Exercise objective: Give the data again in full, without pictures.

Data records START

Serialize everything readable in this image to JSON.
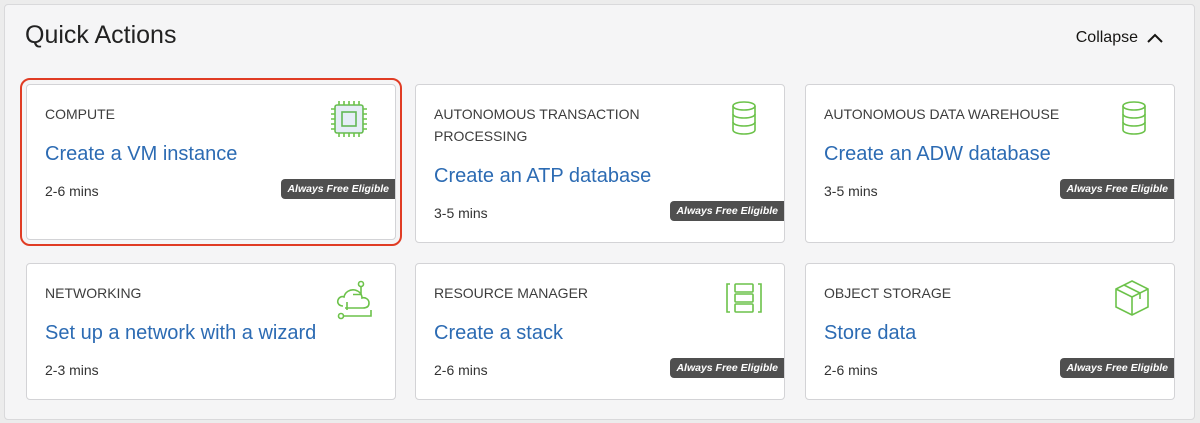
{
  "header": {
    "title": "Quick Actions",
    "collapse_label": "Collapse",
    "collapse_icon": "chevron-up-icon"
  },
  "cards": [
    {
      "category": "COMPUTE",
      "action": "Create a VM instance",
      "time": "2-6 mins",
      "badge": "Always Free Eligible",
      "icon": "cpu-chip-icon",
      "selected": true
    },
    {
      "category": "AUTONOMOUS TRANSACTION PROCESSING",
      "action": "Create an ATP database",
      "time": "3-5 mins",
      "badge": "Always Free Eligible",
      "icon": "database-icon"
    },
    {
      "category": "AUTONOMOUS DATA WAREHOUSE",
      "action": "Create an ADW database",
      "time": "3-5 mins",
      "badge": "Always Free Eligible",
      "icon": "database-icon"
    },
    {
      "category": "NETWORKING",
      "action": "Set up a network with a wizard",
      "time": "2-3 mins",
      "icon": "network-icon"
    },
    {
      "category": "RESOURCE MANAGER",
      "action": "Create a stack",
      "time": "2-6 mins",
      "badge": "Always Free Eligible",
      "icon": "stack-icon"
    },
    {
      "category": "OBJECT STORAGE",
      "action": "Store data",
      "time": "2-6 mins",
      "badge": "Always Free Eligible",
      "icon": "storage-box-icon"
    }
  ],
  "colors": {
    "accent": "#2c6bb3",
    "icon_green": "#6cc24a",
    "highlight": "#e03c24"
  }
}
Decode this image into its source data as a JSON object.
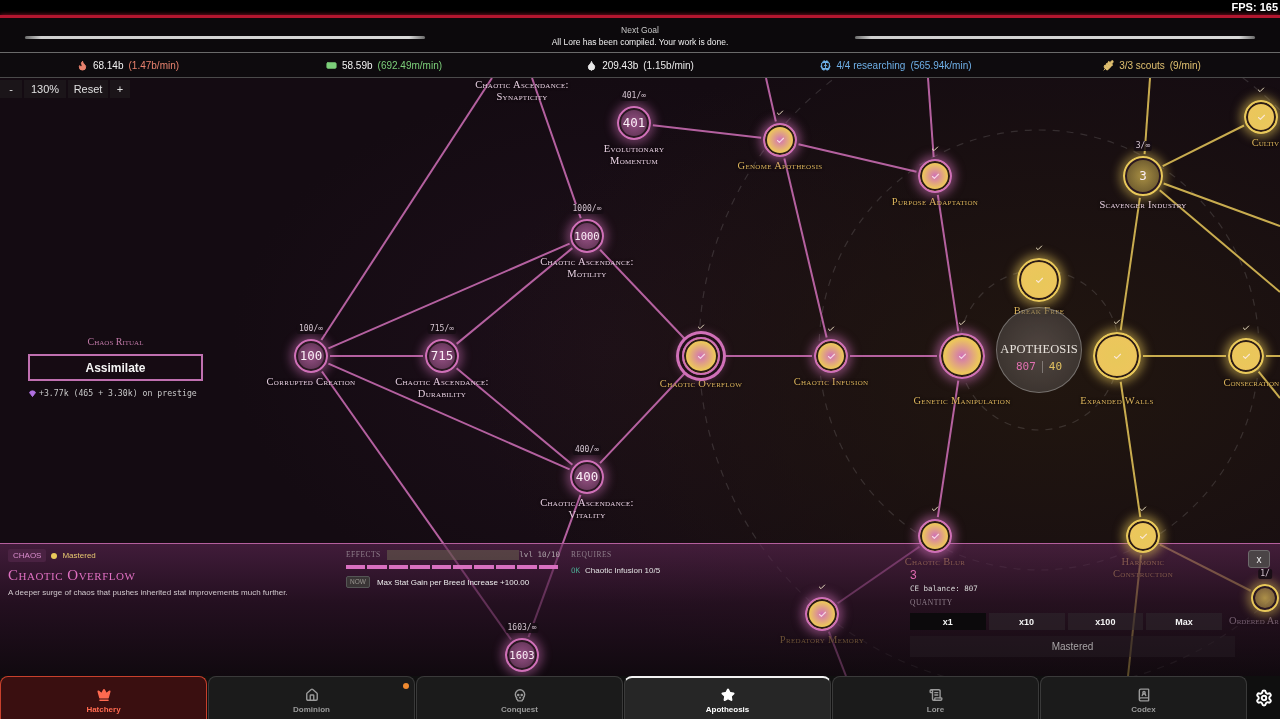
{
  "fps": "FPS: 165",
  "goal": {
    "title": "Next Goal",
    "message": "All Lore has been compiled. Your work is done.",
    "level": 1
  },
  "resources": [
    {
      "amount": "68.14b",
      "rate": "(1.47b/min)",
      "color": "#e8826e",
      "tinted": false
    },
    {
      "amount": "58.59b",
      "rate": "(692.49m/min)",
      "color": "#7ccf7a",
      "tinted": false
    },
    {
      "amount": "209.43b",
      "rate": "(1.15b/min)",
      "color": "#e8e8e8",
      "tinted": false
    },
    {
      "amount": "4/4 researching",
      "rate": "(565.94k/min)",
      "color": "#6fb0e8",
      "tinted": true
    },
    {
      "amount": "3/3 scouts",
      "rate": "(9/min)",
      "color": "#e0c070",
      "tinted": true
    }
  ],
  "zoom": {
    "minus": "-",
    "level": "130%",
    "reset": "Reset",
    "plus": "+"
  },
  "ritual": {
    "title": "Chaos Ritual",
    "button": "Assimilate",
    "reward": "+3.77k (465 + 3.30k) on prestige"
  },
  "core": {
    "title": "APOTHEOSIS",
    "primary": "807",
    "secondary": "40"
  },
  "nodes": [
    {
      "kind": "label_only",
      "label": "Chaotic Ascendance: Synapticity"
    },
    {
      "kind": "mastered",
      "label": "Cultiv",
      "color": "#e8c85a",
      "selected": false
    },
    {
      "kind": "counter",
      "label": "Evolutionary Momentum",
      "count": "401/∞",
      "value": "401",
      "color": "#d070b8",
      "selected": false
    },
    {
      "kind": "mastered",
      "label": "Genome Apotheosis",
      "color": "#d070b8",
      "selected": false
    },
    {
      "kind": "mastered",
      "label": "Purpose Adaptation",
      "color": "#d070b8",
      "selected": false
    },
    {
      "kind": "counter",
      "label": "Scavenger Industry",
      "count": "3/∞",
      "value": "3",
      "color": "#e8c85a",
      "selected": false
    },
    {
      "kind": "counter",
      "label": "Chaotic Ascendance: Motility",
      "count": "1000/∞",
      "value": "1000",
      "color": "#d070b8",
      "selected": false
    },
    {
      "kind": "mastered",
      "label": "Break Free",
      "color": "#e8c85a",
      "selected": false
    },
    {
      "kind": "counter",
      "label": "Corrupted Creation",
      "count": "100/∞",
      "value": "100",
      "color": "#d070b8",
      "selected": false
    },
    {
      "kind": "counter",
      "label": "Chaotic Ascendance: Durability",
      "count": "715/∞",
      "value": "715",
      "color": "#d070b8",
      "selected": false
    },
    {
      "kind": "mastered",
      "label": "Chaotic Overflow",
      "color": "#d070b8",
      "selected": true
    },
    {
      "kind": "mastered",
      "label": "Chaotic Infusion",
      "color": "#d070b8",
      "selected": false
    },
    {
      "kind": "mastered",
      "label": "Genetic Manipulation",
      "color": "#d070b8",
      "selected": false
    },
    {
      "kind": "mastered",
      "label": "Expanded Walls",
      "color": "#e8c85a",
      "selected": false
    },
    {
      "kind": "mastered",
      "label": "Consecration",
      "color": "#e8c85a",
      "selected": false
    },
    {
      "kind": "counter",
      "label": "Chaotic Ascendance: Vitality",
      "count": "400/∞",
      "value": "400",
      "color": "#d070b8",
      "selected": false
    },
    {
      "kind": "mastered",
      "label": "Chaotic Blur",
      "color": "#d070b8",
      "selected": false
    },
    {
      "kind": "mastered",
      "label": "Harmonic Construction",
      "color": "#e8c85a",
      "selected": false
    },
    {
      "kind": "counter",
      "label": "Ordered Ar",
      "count": "1/",
      "color": "#e8c85a",
      "selected": false
    },
    {
      "kind": "mastered",
      "label": "Predatory Memory",
      "color": "#d070b8",
      "selected": false
    },
    {
      "kind": "counter",
      "count": "1603/∞",
      "value": "1603",
      "color": "#d070b8",
      "selected": false
    }
  ],
  "detail": {
    "category": "CHAOS",
    "status": "Mastered",
    "title": "Chaotic Overflow",
    "description": "A deeper surge of chaos that pushes inherited stat improvements much further.",
    "effects_label": "EFFECTS",
    "level_text": "lvl 10/10",
    "level": 1,
    "effects": [
      {
        "tag": "NOW",
        "text": "Max Stat Gain per Breed Increase +100.00"
      }
    ],
    "requires_label": "REQUIRES",
    "requirements": [
      {
        "status": "OK",
        "text": "Chaotic Infusion 10/5",
        "met": true
      }
    ],
    "cost": "3",
    "balance": "CE balance: 807",
    "quantity_label": "QUANTITY",
    "quantities": [
      {
        "label": "x1",
        "selected": true
      },
      {
        "label": "x10",
        "selected": false
      },
      {
        "label": "x100",
        "selected": false
      },
      {
        "label": "Max",
        "selected": false
      }
    ],
    "action": {
      "label": "Mastered",
      "disabled": true
    },
    "close": "x"
  },
  "tabs": [
    {
      "label": "Hatchery",
      "selected": false,
      "alert": true,
      "badge": false
    },
    {
      "label": "Dominion",
      "selected": false,
      "alert": false,
      "badge": true
    },
    {
      "label": "Conquest",
      "selected": false,
      "alert": false,
      "badge": false
    },
    {
      "label": "Apotheosis",
      "selected": true,
      "alert": false,
      "badge": false
    },
    {
      "label": "Lore",
      "selected": false,
      "alert": false,
      "badge": false
    },
    {
      "label": "Codex",
      "selected": false,
      "alert": false,
      "badge": false
    }
  ]
}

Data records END

Response to this exercise:
Serialize everything readable in this image to JSON.
{
  "header": {
    "title": "Quick Actions",
    "collapse_label": "Collapse",
    "collapse_icon": "chevron-up-icon"
  },
  "cards": [
    {
      "category": "COMPUTE",
      "action": "Create a VM instance",
      "time": "2-6 mins",
      "badge": "Always Free Eligible",
      "icon": "cpu-chip-icon",
      "selected": true
    },
    {
      "category": "AUTONOMOUS TRANSACTION PROCESSING",
      "action": "Create an ATP database",
      "time": "3-5 mins",
      "badge": "Always Free Eligible",
      "icon": "database-icon"
    },
    {
      "category": "AUTONOMOUS DATA WAREHOUSE",
      "action": "Create an ADW database",
      "time": "3-5 mins",
      "badge": "Always Free Eligible",
      "icon": "database-icon"
    },
    {
      "category": "NETWORKING",
      "action": "Set up a network with a wizard",
      "time": "2-3 mins",
      "icon": "network-icon"
    },
    {
      "category": "RESOURCE MANAGER",
      "action": "Create a stack",
      "time": "2-6 mins",
      "badge": "Always Free Eligible",
      "icon": "stack-icon"
    },
    {
      "category": "OBJECT STORAGE",
      "action": "Store data",
      "time": "2-6 mins",
      "badge": "Always Free Eligible",
      "icon": "storage-box-icon"
    }
  ],
  "colors": {
    "accent": "#2c6bb3",
    "icon_green": "#6cc24a",
    "highlight": "#e03c24"
  }
}
Decode this image into its source data as a JSON object.
{
  "fps": "FPS: 165",
  "goal": {
    "title": "Next Goal",
    "message": "All Lore has been compiled. Your work is done.",
    "level": 1
  },
  "resources": [
    {
      "amount": "68.14b",
      "rate": "(1.47b/min)",
      "color": "#e8826e",
      "tinted": false
    },
    {
      "amount": "58.59b",
      "rate": "(692.49m/min)",
      "color": "#7ccf7a",
      "tinted": false
    },
    {
      "amount": "209.43b",
      "rate": "(1.15b/min)",
      "color": "#e8e8e8",
      "tinted": false
    },
    {
      "amount": "4/4 researching",
      "rate": "(565.94k/min)",
      "color": "#6fb0e8",
      "tinted": true
    },
    {
      "amount": "3/3 scouts",
      "rate": "(9/min)",
      "color": "#e0c070",
      "tinted": true
    }
  ],
  "zoom": {
    "minus": "-",
    "level": "130%",
    "reset": "Reset",
    "plus": "+"
  },
  "ritual": {
    "title": "Chaos Ritual",
    "button": "Assimilate",
    "reward": "+3.77k (465 + 3.30k) on prestige"
  },
  "core": {
    "title": "APOTHEOSIS",
    "primary": "807",
    "secondary": "40"
  },
  "nodes": [
    {
      "kind": "label_only",
      "label": "Chaotic Ascendance: Synapticity"
    },
    {
      "kind": "mastered",
      "label": "Cultiv",
      "color": "#e8c85a",
      "selected": false
    },
    {
      "kind": "counter",
      "label": "Evolutionary Momentum",
      "count": "401/∞",
      "value": "401",
      "color": "#d070b8",
      "selected": false
    },
    {
      "kind": "mastered",
      "label": "Genome Apotheosis",
      "color": "#d070b8",
      "selected": false
    },
    {
      "kind": "mastered",
      "label": "Purpose Adaptation",
      "color": "#d070b8",
      "selected": false
    },
    {
      "kind": "counter",
      "label": "Scavenger Industry",
      "count": "3/∞",
      "value": "3",
      "color": "#e8c85a",
      "selected": false
    },
    {
      "kind": "counter",
      "label": "Chaotic Ascendance: Motility",
      "count": "1000/∞",
      "value": "1000",
      "color": "#d070b8",
      "selected": false
    },
    {
      "kind": "mastered",
      "label": "Break Free",
      "color": "#e8c85a",
      "selected": false
    },
    {
      "kind": "counter",
      "label": "Corrupted Creation",
      "count": "100/∞",
      "value": "100",
      "color": "#d070b8",
      "selected": false
    },
    {
      "kind": "counter",
      "label": "Chaotic Ascendance: Durability",
      "count": "715/∞",
      "value": "715",
      "color": "#d070b8",
      "selected": false
    },
    {
      "kind": "mastered",
      "label": "Chaotic Overflow",
      "color": "#d070b8",
      "selected": true
    },
    {
      "kind": "mastered",
      "label": "Chaotic Infusion",
      "color": "#d070b8",
      "selected": false
    },
    {
      "kind": "mastered",
      "label": "Genetic Manipulation",
      "color": "#d070b8",
      "selected": false
    },
    {
      "kind": "mastered",
      "label": "Expanded Walls",
      "color": "#e8c85a",
      "selected": false
    },
    {
      "kind": "mastered",
      "label": "Consecration",
      "color": "#e8c85a",
      "selected": false
    },
    {
      "kind": "counter",
      "label": "Chaotic Ascendance: Vitality",
      "count": "400/∞",
      "value": "400",
      "color": "#d070b8",
      "selected": false
    },
    {
      "kind": "mastered",
      "label": "Chaotic Blur",
      "color": "#d070b8",
      "selected": false
    },
    {
      "kind": "mastered",
      "label": "Harmonic Construction",
      "color": "#e8c85a",
      "selected": false
    },
    {
      "kind": "counter",
      "label": "Ordered Ar",
      "count": "1/",
      "color": "#e8c85a",
      "selected": false
    },
    {
      "kind": "mastered",
      "label": "Predatory Memory",
      "color": "#d070b8",
      "selected": false
    },
    {
      "kind": "counter",
      "count": "1603/∞",
      "value": "1603",
      "color": "#d070b8",
      "selected": false
    }
  ],
  "detail": {
    "category": "CHAOS",
    "status": "Mastered",
    "title": "Chaotic Overflow",
    "description": "A deeper surge of chaos that pushes inherited stat improvements much further.",
    "effects_label": "EFFECTS",
    "level_text": "lvl 10/10",
    "level": 1,
    "effects": [
      {
        "tag": "NOW",
        "text": "Max Stat Gain per Breed Increase +100.00"
      }
    ],
    "requires_label": "REQUIRES",
    "requirements": [
      {
        "status": "OK",
        "text": "Chaotic Infusion 10/5",
        "met": true
      }
    ],
    "cost": "3",
    "balance": "CE balance: 807",
    "quantity_label": "QUANTITY",
    "quantities": [
      {
        "label": "x1",
        "selected": true
      },
      {
        "label": "x10",
        "selected": false
      },
      {
        "label": "x100",
        "selected": false
      },
      {
        "label": "Max",
        "selected": false
      }
    ],
    "action": {
      "label": "Mastered",
      "disabled": true
    },
    "close": "x"
  },
  "tabs": [
    {
      "label": "Hatchery",
      "selected": false,
      "alert": true,
      "badge": false
    },
    {
      "label": "Dominion",
      "selected": false,
      "alert": false,
      "badge": true
    },
    {
      "label": "Conquest",
      "selected": false,
      "alert": false,
      "badge": false
    },
    {
      "label": "Apotheosis",
      "selected": true,
      "alert": false,
      "badge": false
    },
    {
      "label": "Lore",
      "selected": false,
      "alert": false,
      "badge": false
    },
    {
      "label": "Codex",
      "selected": false,
      "alert": false,
      "badge": false
    }
  ]
}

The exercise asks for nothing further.